Problem:
Repeat each record word for word. Leave nothing out.

Exercise input:
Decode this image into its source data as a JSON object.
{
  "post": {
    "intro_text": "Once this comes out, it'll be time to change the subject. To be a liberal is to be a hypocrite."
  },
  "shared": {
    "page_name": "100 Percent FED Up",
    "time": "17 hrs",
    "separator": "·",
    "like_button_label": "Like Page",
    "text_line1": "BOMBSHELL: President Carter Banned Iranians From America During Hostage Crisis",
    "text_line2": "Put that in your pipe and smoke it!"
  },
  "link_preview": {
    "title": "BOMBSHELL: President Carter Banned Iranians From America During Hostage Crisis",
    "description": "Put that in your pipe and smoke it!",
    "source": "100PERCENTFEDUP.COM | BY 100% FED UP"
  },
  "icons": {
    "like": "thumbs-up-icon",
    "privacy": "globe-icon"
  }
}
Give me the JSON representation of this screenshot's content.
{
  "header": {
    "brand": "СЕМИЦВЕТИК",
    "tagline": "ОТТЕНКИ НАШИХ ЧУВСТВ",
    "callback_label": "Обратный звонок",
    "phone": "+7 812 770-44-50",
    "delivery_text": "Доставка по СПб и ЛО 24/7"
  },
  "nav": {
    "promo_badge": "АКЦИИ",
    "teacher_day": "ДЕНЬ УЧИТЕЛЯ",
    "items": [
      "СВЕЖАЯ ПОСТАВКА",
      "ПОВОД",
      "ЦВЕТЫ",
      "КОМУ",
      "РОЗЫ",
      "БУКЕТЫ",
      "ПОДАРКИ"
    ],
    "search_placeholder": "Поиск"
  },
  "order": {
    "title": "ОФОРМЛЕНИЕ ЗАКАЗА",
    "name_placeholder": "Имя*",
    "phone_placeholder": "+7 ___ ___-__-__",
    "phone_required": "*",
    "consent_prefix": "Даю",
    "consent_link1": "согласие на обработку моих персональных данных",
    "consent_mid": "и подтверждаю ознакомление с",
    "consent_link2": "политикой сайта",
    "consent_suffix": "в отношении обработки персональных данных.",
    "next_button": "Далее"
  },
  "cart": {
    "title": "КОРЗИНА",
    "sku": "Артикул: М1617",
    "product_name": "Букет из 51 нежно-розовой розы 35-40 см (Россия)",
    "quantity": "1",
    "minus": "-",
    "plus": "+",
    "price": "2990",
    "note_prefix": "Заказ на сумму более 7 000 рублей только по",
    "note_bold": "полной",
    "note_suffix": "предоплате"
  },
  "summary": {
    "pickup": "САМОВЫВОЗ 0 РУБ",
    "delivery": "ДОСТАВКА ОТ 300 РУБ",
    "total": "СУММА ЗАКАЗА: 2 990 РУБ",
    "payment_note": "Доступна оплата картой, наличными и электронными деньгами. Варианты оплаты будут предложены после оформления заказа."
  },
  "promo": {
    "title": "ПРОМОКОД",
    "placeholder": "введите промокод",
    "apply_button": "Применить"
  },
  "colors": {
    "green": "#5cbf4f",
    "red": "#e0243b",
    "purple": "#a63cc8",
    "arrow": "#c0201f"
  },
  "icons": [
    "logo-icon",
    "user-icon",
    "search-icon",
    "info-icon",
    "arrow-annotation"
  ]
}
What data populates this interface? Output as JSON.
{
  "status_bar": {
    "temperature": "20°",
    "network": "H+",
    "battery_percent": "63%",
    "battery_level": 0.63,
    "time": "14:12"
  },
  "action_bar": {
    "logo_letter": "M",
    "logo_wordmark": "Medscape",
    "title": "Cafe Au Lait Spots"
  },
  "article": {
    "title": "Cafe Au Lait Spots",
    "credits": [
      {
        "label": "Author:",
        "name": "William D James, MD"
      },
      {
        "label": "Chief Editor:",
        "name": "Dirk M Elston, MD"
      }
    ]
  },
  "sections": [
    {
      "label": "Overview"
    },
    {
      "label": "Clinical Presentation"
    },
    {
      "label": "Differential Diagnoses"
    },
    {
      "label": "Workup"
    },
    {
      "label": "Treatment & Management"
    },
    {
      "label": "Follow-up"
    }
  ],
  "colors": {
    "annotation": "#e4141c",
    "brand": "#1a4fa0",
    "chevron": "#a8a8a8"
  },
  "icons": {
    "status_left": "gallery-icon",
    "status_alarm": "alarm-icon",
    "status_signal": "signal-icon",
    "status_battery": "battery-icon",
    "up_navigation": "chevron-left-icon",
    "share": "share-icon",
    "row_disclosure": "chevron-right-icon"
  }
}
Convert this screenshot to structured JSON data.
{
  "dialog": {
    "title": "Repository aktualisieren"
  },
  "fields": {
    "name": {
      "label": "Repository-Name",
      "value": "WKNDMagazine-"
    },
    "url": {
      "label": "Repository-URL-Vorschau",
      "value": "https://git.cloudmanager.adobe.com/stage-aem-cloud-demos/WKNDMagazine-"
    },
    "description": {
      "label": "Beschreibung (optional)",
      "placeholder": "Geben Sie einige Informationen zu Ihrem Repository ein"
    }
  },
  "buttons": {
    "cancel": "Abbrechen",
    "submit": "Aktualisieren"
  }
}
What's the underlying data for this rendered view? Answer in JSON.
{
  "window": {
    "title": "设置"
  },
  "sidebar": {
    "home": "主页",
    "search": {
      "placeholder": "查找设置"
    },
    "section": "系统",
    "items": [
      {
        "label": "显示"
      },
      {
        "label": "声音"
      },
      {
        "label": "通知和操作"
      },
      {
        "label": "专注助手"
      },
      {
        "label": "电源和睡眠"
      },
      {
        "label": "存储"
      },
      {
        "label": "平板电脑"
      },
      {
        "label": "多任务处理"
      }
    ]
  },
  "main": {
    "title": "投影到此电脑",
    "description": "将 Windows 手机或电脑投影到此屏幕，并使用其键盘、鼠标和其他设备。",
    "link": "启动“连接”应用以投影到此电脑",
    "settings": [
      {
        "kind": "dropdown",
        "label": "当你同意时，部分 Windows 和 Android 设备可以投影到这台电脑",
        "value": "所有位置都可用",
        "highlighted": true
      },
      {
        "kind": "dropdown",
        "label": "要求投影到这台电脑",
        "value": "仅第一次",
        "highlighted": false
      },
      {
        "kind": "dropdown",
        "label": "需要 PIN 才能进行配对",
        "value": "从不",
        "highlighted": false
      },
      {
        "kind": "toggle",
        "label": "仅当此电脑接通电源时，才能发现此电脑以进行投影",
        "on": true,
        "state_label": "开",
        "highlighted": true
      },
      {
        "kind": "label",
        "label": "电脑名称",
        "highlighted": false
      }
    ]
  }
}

Exercise result:
Decode this image into its source data as a JSON object.
{
  "post": {
    "intro_text": "Once this comes out, it'll be time to change the subject. To be a liberal is to be a hypocrite."
  },
  "shared": {
    "page_name": "100 Percent FED Up",
    "time": "17 hrs",
    "separator": "·",
    "like_button_label": "Like Page",
    "text_line1": "BOMBSHELL: President Carter Banned Iranians From America During Hostage Crisis",
    "text_line2": "Put that in your pipe and smoke it!"
  },
  "link_preview": {
    "title": "BOMBSHELL: President Carter Banned Iranians From America During Hostage Crisis",
    "description": "Put that in your pipe and smoke it!",
    "source": "100PERCENTFEDUP.COM | BY 100% FED UP"
  },
  "icons": {
    "like": "thumbs-up-icon",
    "privacy": "globe-icon"
  }
}
Give me the JSON representation of this screenshot's content.
{
  "header": {
    "brand": "СЕМИЦВЕТИК",
    "tagline": "ОТТЕНКИ НАШИХ ЧУВСТВ",
    "callback_label": "Обратный звонок",
    "phone": "+7 812 770-44-50",
    "delivery_text": "Доставка по СПб и ЛО 24/7"
  },
  "nav": {
    "promo_badge": "АКЦИИ",
    "teacher_day": "ДЕНЬ УЧИТЕЛЯ",
    "items": [
      "СВЕЖАЯ ПОСТАВКА",
      "ПОВОД",
      "ЦВЕТЫ",
      "КОМУ",
      "РОЗЫ",
      "БУКЕТЫ",
      "ПОДАРКИ"
    ],
    "search_placeholder": "Поиск"
  },
  "order": {
    "title": "ОФОРМЛЕНИЕ ЗАКАЗА",
    "name_placeholder": "Имя*",
    "phone_placeholder": "+7 ___ ___-__-__",
    "phone_required": "*",
    "consent_prefix": "Даю",
    "consent_link1": "согласие на обработку моих персональных данных",
    "consent_mid": "и подтверждаю ознакомление с",
    "consent_link2": "политикой сайта",
    "consent_suffix": "в отношении обработки персональных данных.",
    "next_button": "Далее"
  },
  "cart": {
    "title": "КОРЗИНА",
    "sku": "Артикул: М1617",
    "product_name": "Букет из 51 нежно-розовой розы 35-40 см (Россия)",
    "quantity": "1",
    "minus": "-",
    "plus": "+",
    "price": "2990",
    "note_prefix": "Заказ на сумму более 7 000 рублей только по",
    "note_bold": "полной",
    "note_suffix": "предоплате"
  },
  "summary": {
    "pickup": "САМОВЫВОЗ 0 РУБ",
    "delivery": "ДОСТАВКА ОТ 300 РУБ",
    "total": "СУММА ЗАКАЗА: 2 990 РУБ",
    "payment_note": "Доступна оплата картой, наличными и электронными деньгами. Варианты оплаты будут предложены после оформления заказа."
  },
  "promo": {
    "title": "ПРОМОКОД",
    "placeholder": "введите промокод",
    "apply_button": "Применить"
  },
  "colors": {
    "green": "#5cbf4f",
    "red": "#e0243b",
    "purple": "#a63cc8",
    "arrow": "#c0201f"
  },
  "icons": [
    "logo-icon",
    "user-icon",
    "search-icon",
    "info-icon",
    "arrow-annotation"
  ]
}
What data populates this interface? Output as JSON.
{
  "status_bar": {
    "temperature": "20°",
    "network": "H+",
    "battery_percent": "63%",
    "battery_level": 0.63,
    "time": "14:12"
  },
  "action_bar": {
    "logo_letter": "M",
    "logo_wordmark": "Medscape",
    "title": "Cafe Au Lait Spots"
  },
  "article": {
    "title": "Cafe Au Lait Spots",
    "credits": [
      {
        "label": "Author:",
        "name": "William D James, MD"
      },
      {
        "label": "Chief Editor:",
        "name": "Dirk M Elston, MD"
      }
    ]
  },
  "sections": [
    {
      "label": "Overview"
    },
    {
      "label": "Clinical Presentation"
    },
    {
      "label": "Differential Diagnoses"
    },
    {
      "label": "Workup"
    },
    {
      "label": "Treatment & Management"
    },
    {
      "label": "Follow-up"
    }
  ],
  "colors": {
    "annotation": "#e4141c",
    "brand": "#1a4fa0",
    "chevron": "#a8a8a8"
  },
  "icons": {
    "status_left": "gallery-icon",
    "status_alarm": "alarm-icon",
    "status_signal": "signal-icon",
    "status_battery": "battery-icon",
    "up_navigation": "chevron-left-icon",
    "share": "share-icon",
    "row_disclosure": "chevron-right-icon"
  }
}
Convert this screenshot to structured JSON data.
{
  "dialog": {
    "title": "Repository aktualisieren"
  },
  "fields": {
    "name": {
      "label": "Repository-Name",
      "value": "WKNDMagazine-"
    },
    "url": {
      "label": "Repository-URL-Vorschau",
      "value": "https://git.cloudmanager.adobe.com/stage-aem-cloud-demos/WKNDMagazine-"
    },
    "description": {
      "label": "Beschreibung (optional)",
      "placeholder": "Geben Sie einige Informationen zu Ihrem Repository ein"
    }
  },
  "buttons": {
    "cancel": "Abbrechen",
    "submit": "Aktualisieren"
  }
}
What's the underlying data for this rendered view? Answer in JSON.
{
  "window": {
    "title": "设置"
  },
  "sidebar": {
    "home": "主页",
    "search": {
      "placeholder": "查找设置"
    },
    "section": "系统",
    "items": [
      {
        "label": "显示"
      },
      {
        "label": "声音"
      },
      {
        "label": "通知和操作"
      },
      {
        "label": "专注助手"
      },
      {
        "label": "电源和睡眠"
      },
      {
        "label": "存储"
      },
      {
        "label": "平板电脑"
      },
      {
        "label": "多任务处理"
      }
    ]
  },
  "main": {
    "title": "投影到此电脑",
    "description": "将 Windows 手机或电脑投影到此屏幕，并使用其键盘、鼠标和其他设备。",
    "link": "启动“连接”应用以投影到此电脑",
    "settings": [
      {
        "kind": "dropdown",
        "label": "当你同意时，部分 Windows 和 Android 设备可以投影到这台电脑",
        "value": "所有位置都可用",
        "highlighted": true
      },
      {
        "kind": "dropdown",
        "label": "要求投影到这台电脑",
        "value": "仅第一次",
        "highlighted": false
      },
      {
        "kind": "dropdown",
        "label": "需要 PIN 才能进行配对",
        "value": "从不",
        "highlighted": false
      },
      {
        "kind": "toggle",
        "label": "仅当此电脑接通电源时，才能发现此电脑以进行投影",
        "on": true,
        "state_label": "开",
        "highlighted": true
      },
      {
        "kind": "label",
        "label": "电脑名称",
        "highlighted": false
      }
    ]
  }
}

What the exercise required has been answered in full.